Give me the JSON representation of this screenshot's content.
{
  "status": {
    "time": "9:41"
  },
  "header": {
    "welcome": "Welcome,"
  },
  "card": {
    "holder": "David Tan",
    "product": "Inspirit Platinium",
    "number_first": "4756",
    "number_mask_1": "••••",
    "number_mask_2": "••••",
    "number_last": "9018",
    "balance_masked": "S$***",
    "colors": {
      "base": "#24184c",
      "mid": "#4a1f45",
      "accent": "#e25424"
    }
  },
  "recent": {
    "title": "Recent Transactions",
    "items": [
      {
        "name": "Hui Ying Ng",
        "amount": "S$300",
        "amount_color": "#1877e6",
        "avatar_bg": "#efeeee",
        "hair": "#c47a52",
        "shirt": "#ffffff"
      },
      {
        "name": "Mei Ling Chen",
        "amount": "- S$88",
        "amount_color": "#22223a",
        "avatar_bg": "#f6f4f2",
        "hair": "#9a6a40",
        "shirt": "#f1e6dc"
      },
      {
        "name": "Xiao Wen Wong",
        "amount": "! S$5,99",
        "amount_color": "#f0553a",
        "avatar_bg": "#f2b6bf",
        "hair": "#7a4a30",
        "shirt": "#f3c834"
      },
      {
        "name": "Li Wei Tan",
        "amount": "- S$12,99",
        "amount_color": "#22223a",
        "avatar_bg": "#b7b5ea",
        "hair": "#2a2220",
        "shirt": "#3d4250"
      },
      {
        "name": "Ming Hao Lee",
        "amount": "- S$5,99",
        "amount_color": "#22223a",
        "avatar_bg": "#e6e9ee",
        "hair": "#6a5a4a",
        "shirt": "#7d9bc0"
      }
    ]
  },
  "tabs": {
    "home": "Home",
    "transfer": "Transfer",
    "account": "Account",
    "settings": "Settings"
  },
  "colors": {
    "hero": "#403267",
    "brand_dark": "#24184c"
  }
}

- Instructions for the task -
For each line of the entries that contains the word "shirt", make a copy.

- Solution to the exercise -
        "shirt": "#ffffff"
        "shirt": "#f1e6dc"
        "shirt": "#f3c834"
        "shirt": "#3d4250"
        "shirt": "#7d9bc0"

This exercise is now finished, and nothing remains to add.